» Data extracts:
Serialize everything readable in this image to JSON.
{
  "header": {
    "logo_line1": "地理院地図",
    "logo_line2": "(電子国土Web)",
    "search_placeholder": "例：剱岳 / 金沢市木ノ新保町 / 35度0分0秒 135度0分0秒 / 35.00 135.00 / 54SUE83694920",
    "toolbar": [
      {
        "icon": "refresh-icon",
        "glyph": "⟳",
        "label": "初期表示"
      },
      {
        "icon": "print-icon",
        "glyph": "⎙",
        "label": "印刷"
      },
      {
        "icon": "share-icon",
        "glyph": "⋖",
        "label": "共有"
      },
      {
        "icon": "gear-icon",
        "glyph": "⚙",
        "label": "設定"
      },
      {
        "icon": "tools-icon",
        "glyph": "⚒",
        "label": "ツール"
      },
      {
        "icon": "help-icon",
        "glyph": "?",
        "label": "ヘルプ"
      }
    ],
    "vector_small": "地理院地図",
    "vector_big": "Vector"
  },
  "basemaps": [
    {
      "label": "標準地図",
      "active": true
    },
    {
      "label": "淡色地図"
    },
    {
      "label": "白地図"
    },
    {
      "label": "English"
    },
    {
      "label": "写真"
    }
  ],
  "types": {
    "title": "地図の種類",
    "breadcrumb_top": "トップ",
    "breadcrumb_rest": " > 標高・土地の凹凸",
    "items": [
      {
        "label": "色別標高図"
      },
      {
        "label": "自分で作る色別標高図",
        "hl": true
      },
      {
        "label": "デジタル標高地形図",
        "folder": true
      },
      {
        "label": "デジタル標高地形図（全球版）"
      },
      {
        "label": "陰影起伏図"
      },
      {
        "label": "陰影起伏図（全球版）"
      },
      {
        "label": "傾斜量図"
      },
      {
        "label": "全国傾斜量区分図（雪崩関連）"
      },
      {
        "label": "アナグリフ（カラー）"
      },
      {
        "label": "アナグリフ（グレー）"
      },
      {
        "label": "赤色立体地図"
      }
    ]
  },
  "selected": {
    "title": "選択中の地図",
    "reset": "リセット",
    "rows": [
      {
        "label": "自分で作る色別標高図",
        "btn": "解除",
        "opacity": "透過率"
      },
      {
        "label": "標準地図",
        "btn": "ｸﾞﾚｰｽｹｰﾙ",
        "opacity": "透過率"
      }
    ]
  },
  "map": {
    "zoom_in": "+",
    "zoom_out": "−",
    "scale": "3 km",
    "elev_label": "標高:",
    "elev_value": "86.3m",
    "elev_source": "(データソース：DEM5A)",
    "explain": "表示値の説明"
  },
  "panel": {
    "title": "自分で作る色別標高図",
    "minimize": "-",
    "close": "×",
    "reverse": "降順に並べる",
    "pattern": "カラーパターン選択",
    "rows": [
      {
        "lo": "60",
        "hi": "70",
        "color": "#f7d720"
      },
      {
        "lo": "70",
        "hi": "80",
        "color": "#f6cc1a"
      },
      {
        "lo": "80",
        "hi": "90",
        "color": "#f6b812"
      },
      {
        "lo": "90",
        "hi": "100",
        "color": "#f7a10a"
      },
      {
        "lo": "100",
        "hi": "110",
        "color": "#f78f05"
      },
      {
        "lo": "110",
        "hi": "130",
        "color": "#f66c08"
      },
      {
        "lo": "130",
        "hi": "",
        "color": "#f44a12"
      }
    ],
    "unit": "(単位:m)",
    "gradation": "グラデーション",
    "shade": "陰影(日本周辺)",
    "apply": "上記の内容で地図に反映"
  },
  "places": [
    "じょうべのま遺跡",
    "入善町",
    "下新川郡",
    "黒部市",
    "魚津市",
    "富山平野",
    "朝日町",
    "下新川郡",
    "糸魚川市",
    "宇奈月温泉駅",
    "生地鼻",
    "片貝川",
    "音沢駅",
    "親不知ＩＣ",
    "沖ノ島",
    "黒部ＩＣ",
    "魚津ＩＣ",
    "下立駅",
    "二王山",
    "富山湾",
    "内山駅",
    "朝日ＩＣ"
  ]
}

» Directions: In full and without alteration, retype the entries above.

» Written answer:
Serialize everything readable in this image to JSON.
{
  "header": {
    "logo_line1": "地理院地図",
    "logo_line2": "(電子国土Web)",
    "search_placeholder": "例：剱岳 / 金沢市木ノ新保町 / 35度0分0秒 135度0分0秒 / 35.00 135.00 / 54SUE83694920",
    "toolbar": [
      {
        "icon": "refresh-icon",
        "glyph": "⟳",
        "label": "初期表示"
      },
      {
        "icon": "print-icon",
        "glyph": "⎙",
        "label": "印刷"
      },
      {
        "icon": "share-icon",
        "glyph": "⋖",
        "label": "共有"
      },
      {
        "icon": "gear-icon",
        "glyph": "⚙",
        "label": "設定"
      },
      {
        "icon": "tools-icon",
        "glyph": "⚒",
        "label": "ツール"
      },
      {
        "icon": "help-icon",
        "glyph": "?",
        "label": "ヘルプ"
      }
    ],
    "vector_small": "地理院地図",
    "vector_big": "Vector"
  },
  "basemaps": [
    {
      "label": "標準地図",
      "active": true
    },
    {
      "label": "淡色地図"
    },
    {
      "label": "白地図"
    },
    {
      "label": "English"
    },
    {
      "label": "写真"
    }
  ],
  "types": {
    "title": "地図の種類",
    "breadcrumb_top": "トップ",
    "breadcrumb_rest": " > 標高・土地の凹凸",
    "items": [
      {
        "label": "色別標高図"
      },
      {
        "label": "自分で作る色別標高図",
        "hl": true
      },
      {
        "label": "デジタル標高地形図",
        "folder": true
      },
      {
        "label": "デジタル標高地形図（全球版）"
      },
      {
        "label": "陰影起伏図"
      },
      {
        "label": "陰影起伏図（全球版）"
      },
      {
        "label": "傾斜量図"
      },
      {
        "label": "全国傾斜量区分図（雪崩関連）"
      },
      {
        "label": "アナグリフ（カラー）"
      },
      {
        "label": "アナグリフ（グレー）"
      },
      {
        "label": "赤色立体地図"
      }
    ]
  },
  "selected": {
    "title": "選択中の地図",
    "reset": "リセット",
    "rows": [
      {
        "label": "自分で作る色別標高図",
        "btn": "解除",
        "opacity": "透過率"
      },
      {
        "label": "標準地図",
        "btn": "ｸﾞﾚｰｽｹｰﾙ",
        "opacity": "透過率"
      }
    ]
  },
  "map": {
    "zoom_in": "+",
    "zoom_out": "−",
    "scale": "3 km",
    "elev_label": "標高:",
    "elev_value": "86.3m",
    "elev_source": "(データソース：DEM5A)",
    "explain": "表示値の説明"
  },
  "panel": {
    "title": "自分で作る色別標高図",
    "minimize": "-",
    "close": "×",
    "reverse": "降順に並べる",
    "pattern": "カラーパターン選択",
    "rows": [
      {
        "lo": "60",
        "hi": "70",
        "color": "#f7d720"
      },
      {
        "lo": "70",
        "hi": "80",
        "color": "#f6cc1a"
      },
      {
        "lo": "80",
        "hi": "90",
        "color": "#f6b812"
      },
      {
        "lo": "90",
        "hi": "100",
        "color": "#f7a10a"
      },
      {
        "lo": "100",
        "hi": "110",
        "color": "#f78f05"
      },
      {
        "lo": "110",
        "hi": "130",
        "color": "#f66c08"
      },
      {
        "lo": "130",
        "hi": "",
        "color": "#f44a12"
      }
    ],
    "unit": "(単位:m)",
    "gradation": "グラデーション",
    "shade": "陰影(日本周辺)",
    "apply": "上記の内容で地図に反映"
  },
  "places": [
    "じょうべのま遺跡",
    "入善町",
    "下新川郡",
    "黒部市",
    "魚津市",
    "富山平野",
    "朝日町",
    "下新川郡",
    "糸魚川市",
    "宇奈月温泉駅",
    "生地鼻",
    "片貝川",
    "音沢駅",
    "親不知ＩＣ",
    "沖ノ島",
    "黒部ＩＣ",
    "魚津ＩＣ",
    "下立駅",
    "二王山",
    "富山湾",
    "内山駅",
    "朝日ＩＣ"
  ]
}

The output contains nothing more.